## WHAT IS EXPECTED
The data below is to be output in full, unchanged.

** Opening EXERCISE INPUTS block **

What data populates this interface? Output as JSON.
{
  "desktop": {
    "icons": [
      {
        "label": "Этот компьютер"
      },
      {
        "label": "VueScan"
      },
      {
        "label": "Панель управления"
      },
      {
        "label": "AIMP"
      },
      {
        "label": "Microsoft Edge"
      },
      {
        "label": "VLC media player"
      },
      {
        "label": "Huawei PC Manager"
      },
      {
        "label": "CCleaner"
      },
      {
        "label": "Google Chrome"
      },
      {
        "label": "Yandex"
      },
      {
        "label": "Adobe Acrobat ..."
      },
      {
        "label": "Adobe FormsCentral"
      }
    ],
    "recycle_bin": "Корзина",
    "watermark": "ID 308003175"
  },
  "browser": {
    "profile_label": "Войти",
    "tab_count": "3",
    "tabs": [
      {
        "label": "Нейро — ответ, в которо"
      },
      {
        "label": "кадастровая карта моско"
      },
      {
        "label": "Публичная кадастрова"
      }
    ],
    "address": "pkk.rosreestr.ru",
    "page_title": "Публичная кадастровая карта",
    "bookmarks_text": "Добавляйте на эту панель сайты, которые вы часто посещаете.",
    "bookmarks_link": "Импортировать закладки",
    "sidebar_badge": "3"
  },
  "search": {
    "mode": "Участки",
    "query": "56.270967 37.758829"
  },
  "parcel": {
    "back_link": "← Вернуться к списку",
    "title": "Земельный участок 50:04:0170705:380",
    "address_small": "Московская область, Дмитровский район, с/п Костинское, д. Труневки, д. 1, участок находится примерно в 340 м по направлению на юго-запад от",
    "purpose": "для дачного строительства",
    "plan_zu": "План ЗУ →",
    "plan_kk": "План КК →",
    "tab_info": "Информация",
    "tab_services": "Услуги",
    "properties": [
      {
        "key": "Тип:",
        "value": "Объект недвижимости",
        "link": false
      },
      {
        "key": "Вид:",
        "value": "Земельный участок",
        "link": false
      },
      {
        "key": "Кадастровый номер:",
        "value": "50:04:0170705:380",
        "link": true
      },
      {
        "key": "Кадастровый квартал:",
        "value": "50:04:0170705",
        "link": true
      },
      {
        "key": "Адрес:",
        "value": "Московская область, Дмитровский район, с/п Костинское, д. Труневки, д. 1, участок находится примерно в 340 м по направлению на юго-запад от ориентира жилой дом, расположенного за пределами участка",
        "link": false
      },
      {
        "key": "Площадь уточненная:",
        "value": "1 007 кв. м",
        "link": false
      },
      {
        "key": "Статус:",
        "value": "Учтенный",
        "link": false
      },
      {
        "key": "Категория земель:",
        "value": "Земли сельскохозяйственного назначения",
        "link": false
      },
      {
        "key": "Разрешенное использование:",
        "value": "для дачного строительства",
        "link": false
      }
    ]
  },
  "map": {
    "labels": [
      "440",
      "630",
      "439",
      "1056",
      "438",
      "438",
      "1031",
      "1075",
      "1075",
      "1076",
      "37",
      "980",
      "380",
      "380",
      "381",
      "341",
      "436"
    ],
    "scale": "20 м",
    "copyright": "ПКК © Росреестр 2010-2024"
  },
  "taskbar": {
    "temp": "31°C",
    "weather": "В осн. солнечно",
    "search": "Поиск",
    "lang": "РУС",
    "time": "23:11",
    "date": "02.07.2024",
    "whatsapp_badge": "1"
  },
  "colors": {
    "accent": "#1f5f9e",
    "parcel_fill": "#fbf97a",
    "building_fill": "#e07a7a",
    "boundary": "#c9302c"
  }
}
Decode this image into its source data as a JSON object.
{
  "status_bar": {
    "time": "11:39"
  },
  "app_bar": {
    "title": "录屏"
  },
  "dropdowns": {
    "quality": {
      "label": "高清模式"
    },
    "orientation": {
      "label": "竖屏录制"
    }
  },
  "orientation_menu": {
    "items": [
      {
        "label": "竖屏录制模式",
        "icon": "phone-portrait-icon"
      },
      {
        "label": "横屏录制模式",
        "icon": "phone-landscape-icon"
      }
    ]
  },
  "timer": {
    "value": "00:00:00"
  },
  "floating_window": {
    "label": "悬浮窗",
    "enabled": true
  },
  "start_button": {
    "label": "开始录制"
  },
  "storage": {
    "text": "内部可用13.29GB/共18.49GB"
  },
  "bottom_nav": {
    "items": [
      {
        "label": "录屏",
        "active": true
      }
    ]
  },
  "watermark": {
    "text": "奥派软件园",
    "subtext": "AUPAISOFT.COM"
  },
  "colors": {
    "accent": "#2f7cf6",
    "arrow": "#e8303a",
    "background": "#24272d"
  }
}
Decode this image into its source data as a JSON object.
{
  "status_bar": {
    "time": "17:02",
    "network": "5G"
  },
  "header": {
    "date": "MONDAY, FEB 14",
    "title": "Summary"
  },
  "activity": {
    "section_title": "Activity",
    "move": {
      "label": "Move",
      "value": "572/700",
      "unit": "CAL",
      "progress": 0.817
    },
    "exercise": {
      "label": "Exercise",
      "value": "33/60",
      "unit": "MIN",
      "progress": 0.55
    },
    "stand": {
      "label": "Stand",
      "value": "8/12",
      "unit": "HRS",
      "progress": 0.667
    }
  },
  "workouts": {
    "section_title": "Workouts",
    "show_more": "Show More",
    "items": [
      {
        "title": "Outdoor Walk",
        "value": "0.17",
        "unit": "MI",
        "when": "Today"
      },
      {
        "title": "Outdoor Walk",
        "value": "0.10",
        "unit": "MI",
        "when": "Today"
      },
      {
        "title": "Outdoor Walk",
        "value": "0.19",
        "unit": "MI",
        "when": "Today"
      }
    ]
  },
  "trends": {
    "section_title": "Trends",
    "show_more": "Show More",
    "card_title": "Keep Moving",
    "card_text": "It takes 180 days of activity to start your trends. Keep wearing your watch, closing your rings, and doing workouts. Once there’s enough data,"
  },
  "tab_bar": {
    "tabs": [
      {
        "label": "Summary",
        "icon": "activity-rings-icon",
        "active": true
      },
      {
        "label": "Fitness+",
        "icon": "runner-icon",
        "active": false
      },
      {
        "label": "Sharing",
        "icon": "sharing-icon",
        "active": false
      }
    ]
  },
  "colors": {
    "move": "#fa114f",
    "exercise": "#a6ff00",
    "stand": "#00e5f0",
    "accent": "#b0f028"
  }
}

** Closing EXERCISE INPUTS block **

## SOLUTION TO THE PROBLEM
What data populates this interface? Output as JSON.
{
  "desktop": {
    "icons": [
      {
        "label": "Этот компьютер"
      },
      {
        "label": "VueScan"
      },
      {
        "label": "Панель управления"
      },
      {
        "label": "AIMP"
      },
      {
        "label": "Microsoft Edge"
      },
      {
        "label": "VLC media player"
      },
      {
        "label": "Huawei PC Manager"
      },
      {
        "label": "CCleaner"
      },
      {
        "label": "Google Chrome"
      },
      {
        "label": "Yandex"
      },
      {
        "label": "Adobe Acrobat ..."
      },
      {
        "label": "Adobe FormsCentral"
      }
    ],
    "recycle_bin": "Корзина",
    "watermark": "ID 308003175"
  },
  "browser": {
    "profile_label": "Войти",
    "tab_count": "3",
    "tabs": [
      {
        "label": "Нейро — ответ, в которо"
      },
      {
        "label": "кадастровая карта моско"
      },
      {
        "label": "Публичная кадастрова"
      }
    ],
    "address": "pkk.rosreestr.ru",
    "page_title": "Публичная кадастровая карта",
    "bookmarks_text": "Добавляйте на эту панель сайты, которые вы часто посещаете.",
    "bookmarks_link": "Импортировать закладки",
    "sidebar_badge": "3"
  },
  "search": {
    "mode": "Участки",
    "query": "56.270967 37.758829"
  },
  "parcel": {
    "back_link": "← Вернуться к списку",
    "title": "Земельный участок 50:04:0170705:380",
    "address_small": "Московская область, Дмитровский район, с/п Костинское, д. Труневки, д. 1, участок находится примерно в 340 м по направлению на юго-запад от",
    "purpose": "для дачного строительства",
    "plan_zu": "План ЗУ →",
    "plan_kk": "План КК →",
    "tab_info": "Информация",
    "tab_services": "Услуги",
    "properties": [
      {
        "key": "Тип:",
        "value": "Объект недвижимости",
        "link": false
      },
      {
        "key": "Вид:",
        "value": "Земельный участок",
        "link": false
      },
      {
        "key": "Кадастровый номер:",
        "value": "50:04:0170705:380",
        "link": true
      },
      {
        "key": "Кадастровый квартал:",
        "value": "50:04:0170705",
        "link": true
      },
      {
        "key": "Адрес:",
        "value": "Московская область, Дмитровский район, с/п Костинское, д. Труневки, д. 1, участок находится примерно в 340 м по направлению на юго-запад от ориентира жилой дом, расположенного за пределами участка",
        "link": false
      },
      {
        "key": "Площадь уточненная:",
        "value": "1 007 кв. м",
        "link": false
      },
      {
        "key": "Статус:",
        "value": "Учтенный",
        "link": false
      },
      {
        "key": "Категория земель:",
        "value": "Земли сельскохозяйственного назначения",
        "link": false
      },
      {
        "key": "Разрешенное использование:",
        "value": "для дачного строительства",
        "link": false
      }
    ]
  },
  "map": {
    "labels": [
      "440",
      "630",
      "439",
      "1056",
      "438",
      "438",
      "1031",
      "1075",
      "1075",
      "1076",
      "37",
      "980",
      "380",
      "380",
      "381",
      "341",
      "436"
    ],
    "scale": "20 м",
    "copyright": "ПКК © Росреестр 2010-2024"
  },
  "taskbar": {
    "temp": "31°C",
    "weather": "В осн. солнечно",
    "search": "Поиск",
    "lang": "РУС",
    "time": "23:11",
    "date": "02.07.2024",
    "whatsapp_badge": "1"
  },
  "colors": {
    "accent": "#1f5f9e",
    "parcel_fill": "#fbf97a",
    "building_fill": "#e07a7a",
    "boundary": "#c9302c"
  }
}
Decode this image into its source data as a JSON object.
{
  "status_bar": {
    "time": "11:39"
  },
  "app_bar": {
    "title": "录屏"
  },
  "dropdowns": {
    "quality": {
      "label": "高清模式"
    },
    "orientation": {
      "label": "竖屏录制"
    }
  },
  "orientation_menu": {
    "items": [
      {
        "label": "竖屏录制模式",
        "icon": "phone-portrait-icon"
      },
      {
        "label": "横屏录制模式",
        "icon": "phone-landscape-icon"
      }
    ]
  },
  "timer": {
    "value": "00:00:00"
  },
  "floating_window": {
    "label": "悬浮窗",
    "enabled": true
  },
  "start_button": {
    "label": "开始录制"
  },
  "storage": {
    "text": "内部可用13.29GB/共18.49GB"
  },
  "bottom_nav": {
    "items": [
      {
        "label": "录屏",
        "active": true
      }
    ]
  },
  "watermark": {
    "text": "奥派软件园",
    "subtext": "AUPAISOFT.COM"
  },
  "colors": {
    "accent": "#2f7cf6",
    "arrow": "#e8303a",
    "background": "#24272d"
  }
}
Decode this image into its source data as a JSON object.
{
  "status_bar": {
    "time": "17:02",
    "network": "5G"
  },
  "header": {
    "date": "MONDAY, FEB 14",
    "title": "Summary"
  },
  "activity": {
    "section_title": "Activity",
    "move": {
      "label": "Move",
      "value": "572/700",
      "unit": "CAL",
      "progress": 0.817
    },
    "exercise": {
      "label": "Exercise",
      "value": "33/60",
      "unit": "MIN",
      "progress": 0.55
    },
    "stand": {
      "label": "Stand",
      "value": "8/12",
      "unit": "HRS",
      "progress": 0.667
    }
  },
  "workouts": {
    "section_title": "Workouts",
    "show_more": "Show More",
    "items": [
      {
        "title": "Outdoor Walk",
        "value": "0.17",
        "unit": "MI",
        "when": "Today"
      },
      {
        "title": "Outdoor Walk",
        "value": "0.10",
        "unit": "MI",
        "when": "Today"
      },
      {
        "title": "Outdoor Walk",
        "value": "0.19",
        "unit": "MI",
        "when": "Today"
      }
    ]
  },
  "trends": {
    "section_title": "Trends",
    "show_more": "Show More",
    "card_title": "Keep Moving",
    "card_text": "It takes 180 days of activity to start your trends. Keep wearing your watch, closing your rings, and doing workouts. Once there’s enough data,"
  },
  "tab_bar": {
    "tabs": [
      {
        "label": "Summary",
        "icon": "activity-rings-icon",
        "active": true
      },
      {
        "label": "Fitness+",
        "icon": "runner-icon",
        "active": false
      },
      {
        "label": "Sharing",
        "icon": "sharing-icon",
        "active": false
      }
    ]
  },
  "colors": {
    "move": "#fa114f",
    "exercise": "#a6ff00",
    "stand": "#00e5f0",
    "accent": "#b0f028"
  }
}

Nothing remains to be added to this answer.